We must admit, however, that there are certain rights that are fiercely defended even in these “nanny state” days. We still zealously defend our right to free speech, even though we would sometimes prefer not to honor the same right for others. Our government does not usually arrest us for our opinions unless there is a perceived threat of violent action in there somewhere. We strongly defend our right to bear arms and so far our government has bent over backwards to keep even assault weapons generally available in response to the hue and cry of gun proponents.
The one right we do not defend quite as strongly is our right to vote. Even though this is a right that is not enjoyed by people in many places around the globe we find reasons to avoid voting. We say we are frustrated that nothing ever changes. We say that our one small vote can’t really make a difference. We argue that the Electoral College really elects the president, that this is anti-American and elitist and therefore we refuse to vote in protest. Even worse, we just can’t be bothered. Our forefathers allowed only property owners to vote. As recently as the 1950’s some Americans were not allowed to vote or were subjected to such strict voter poll requirements that they found it impossible to qualify to vote. Republicans are passing laws in a number of states this year, in 2012, that require things like a photo ID to vote, things which are difficult for some Americans to get because of costs or transportation needs, or lack of a birth certificate (which is often lost).

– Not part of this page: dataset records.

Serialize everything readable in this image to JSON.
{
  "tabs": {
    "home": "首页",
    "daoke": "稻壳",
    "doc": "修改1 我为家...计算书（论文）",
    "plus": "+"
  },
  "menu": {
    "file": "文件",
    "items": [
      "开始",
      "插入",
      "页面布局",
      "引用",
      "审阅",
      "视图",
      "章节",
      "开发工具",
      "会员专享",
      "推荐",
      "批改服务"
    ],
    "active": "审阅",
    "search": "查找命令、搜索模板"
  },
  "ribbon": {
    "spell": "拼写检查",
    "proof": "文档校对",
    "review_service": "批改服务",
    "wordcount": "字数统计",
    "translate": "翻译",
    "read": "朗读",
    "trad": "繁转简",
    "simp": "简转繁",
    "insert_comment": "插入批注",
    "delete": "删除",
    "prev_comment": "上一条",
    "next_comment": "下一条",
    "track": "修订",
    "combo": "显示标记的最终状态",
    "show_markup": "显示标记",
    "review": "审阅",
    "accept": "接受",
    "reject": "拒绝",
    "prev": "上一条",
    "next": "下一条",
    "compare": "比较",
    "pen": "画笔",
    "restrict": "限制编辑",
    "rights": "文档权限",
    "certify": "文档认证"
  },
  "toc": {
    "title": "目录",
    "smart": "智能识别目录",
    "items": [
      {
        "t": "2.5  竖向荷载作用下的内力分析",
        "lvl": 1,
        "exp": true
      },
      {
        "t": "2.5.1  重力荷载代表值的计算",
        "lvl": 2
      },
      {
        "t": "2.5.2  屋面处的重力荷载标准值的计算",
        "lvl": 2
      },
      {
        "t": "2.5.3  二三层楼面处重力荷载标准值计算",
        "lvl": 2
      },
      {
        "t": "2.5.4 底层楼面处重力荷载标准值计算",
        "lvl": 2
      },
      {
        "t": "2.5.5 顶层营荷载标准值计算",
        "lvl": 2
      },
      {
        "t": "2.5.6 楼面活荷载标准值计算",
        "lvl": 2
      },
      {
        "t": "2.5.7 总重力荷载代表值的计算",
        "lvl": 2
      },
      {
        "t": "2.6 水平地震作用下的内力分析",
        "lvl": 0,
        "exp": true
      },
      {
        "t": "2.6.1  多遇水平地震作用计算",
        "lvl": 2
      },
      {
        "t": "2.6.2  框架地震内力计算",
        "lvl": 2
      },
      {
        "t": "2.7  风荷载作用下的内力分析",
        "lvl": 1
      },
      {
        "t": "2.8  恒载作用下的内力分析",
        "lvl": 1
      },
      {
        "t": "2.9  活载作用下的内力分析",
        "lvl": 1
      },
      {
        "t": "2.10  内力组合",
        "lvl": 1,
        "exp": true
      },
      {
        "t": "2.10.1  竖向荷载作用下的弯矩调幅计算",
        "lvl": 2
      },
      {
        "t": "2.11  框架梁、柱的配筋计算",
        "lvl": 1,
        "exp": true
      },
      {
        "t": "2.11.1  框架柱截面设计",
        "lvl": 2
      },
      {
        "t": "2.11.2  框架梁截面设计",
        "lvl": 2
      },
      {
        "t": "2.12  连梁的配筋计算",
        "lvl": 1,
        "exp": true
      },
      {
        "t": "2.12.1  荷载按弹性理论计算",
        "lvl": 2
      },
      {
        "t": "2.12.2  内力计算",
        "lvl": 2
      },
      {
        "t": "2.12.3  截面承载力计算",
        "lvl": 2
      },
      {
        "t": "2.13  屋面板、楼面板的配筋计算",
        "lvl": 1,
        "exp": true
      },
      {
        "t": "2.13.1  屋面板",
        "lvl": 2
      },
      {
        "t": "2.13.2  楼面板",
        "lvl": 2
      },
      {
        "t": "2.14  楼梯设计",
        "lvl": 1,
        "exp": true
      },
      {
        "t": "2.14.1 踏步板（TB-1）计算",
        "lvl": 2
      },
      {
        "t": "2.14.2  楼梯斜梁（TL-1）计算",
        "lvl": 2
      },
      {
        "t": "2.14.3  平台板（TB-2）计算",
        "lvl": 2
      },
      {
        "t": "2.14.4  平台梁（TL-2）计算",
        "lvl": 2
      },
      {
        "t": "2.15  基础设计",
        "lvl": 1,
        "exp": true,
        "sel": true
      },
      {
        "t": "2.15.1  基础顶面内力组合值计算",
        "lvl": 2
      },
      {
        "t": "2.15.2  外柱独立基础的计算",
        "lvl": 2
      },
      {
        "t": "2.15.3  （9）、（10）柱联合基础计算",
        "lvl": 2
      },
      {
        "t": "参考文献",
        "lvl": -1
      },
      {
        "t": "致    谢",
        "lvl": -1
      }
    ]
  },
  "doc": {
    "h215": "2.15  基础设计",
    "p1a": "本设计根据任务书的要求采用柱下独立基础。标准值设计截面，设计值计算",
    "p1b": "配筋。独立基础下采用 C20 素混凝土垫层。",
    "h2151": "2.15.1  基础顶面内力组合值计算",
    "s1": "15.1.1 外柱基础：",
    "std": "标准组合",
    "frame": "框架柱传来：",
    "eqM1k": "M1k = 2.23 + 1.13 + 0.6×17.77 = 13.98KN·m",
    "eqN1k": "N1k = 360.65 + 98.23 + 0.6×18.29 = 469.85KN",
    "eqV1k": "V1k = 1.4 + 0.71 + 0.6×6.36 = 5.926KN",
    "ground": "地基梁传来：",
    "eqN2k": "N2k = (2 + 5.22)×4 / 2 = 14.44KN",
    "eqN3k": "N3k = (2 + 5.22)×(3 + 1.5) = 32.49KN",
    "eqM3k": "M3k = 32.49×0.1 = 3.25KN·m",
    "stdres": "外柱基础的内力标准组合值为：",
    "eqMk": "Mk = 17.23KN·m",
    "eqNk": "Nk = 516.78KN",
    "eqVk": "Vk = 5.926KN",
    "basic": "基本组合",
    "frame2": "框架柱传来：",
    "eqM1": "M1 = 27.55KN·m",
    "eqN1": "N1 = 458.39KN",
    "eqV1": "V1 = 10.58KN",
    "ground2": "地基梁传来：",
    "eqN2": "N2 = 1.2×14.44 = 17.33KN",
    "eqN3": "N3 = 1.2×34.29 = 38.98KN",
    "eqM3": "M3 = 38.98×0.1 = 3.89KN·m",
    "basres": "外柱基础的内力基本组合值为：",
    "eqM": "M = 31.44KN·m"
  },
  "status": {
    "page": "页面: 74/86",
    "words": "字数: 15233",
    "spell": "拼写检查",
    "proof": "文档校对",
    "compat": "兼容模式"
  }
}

With voter rights once again being challenged, this time in the name of “voter fraud”, it is more important than ever to vote. If you don’t exercise your right to vote (a right people are dying for) then you have no right to complain about our government. It is not just your right to vote in a democracy; it is your hard-won duty to exercise your right to vote. It would be wrong to suggest that people just winning their voting rights through demonstrations and even wars are winning something that is not worth having once it is won. It is essential to vote, especially in this year when America is choosing whether it wants to be a business (Republicans) or whether our America will fulfill our social agenda in the context of balanced budgets (Democrats). This year our election involves a real choice and it is a very close election.
Vote! Voting is a privilege that is not shared by all the peoples around the world. If you are lucky enough to live in a nation where you can vote in a legitimate election then you really need to exercise your right to vote. Vote! Don’t forget; don’t be too busy; don’t be too disillusioned; don’t let them stop you with voter ID laws. Vote! (But only once, please.) No matter who tries to influence your vote and no matter how hard they try, you cannot be forced to vote for a particular person. You still get to choose who you want to vote for. Vote!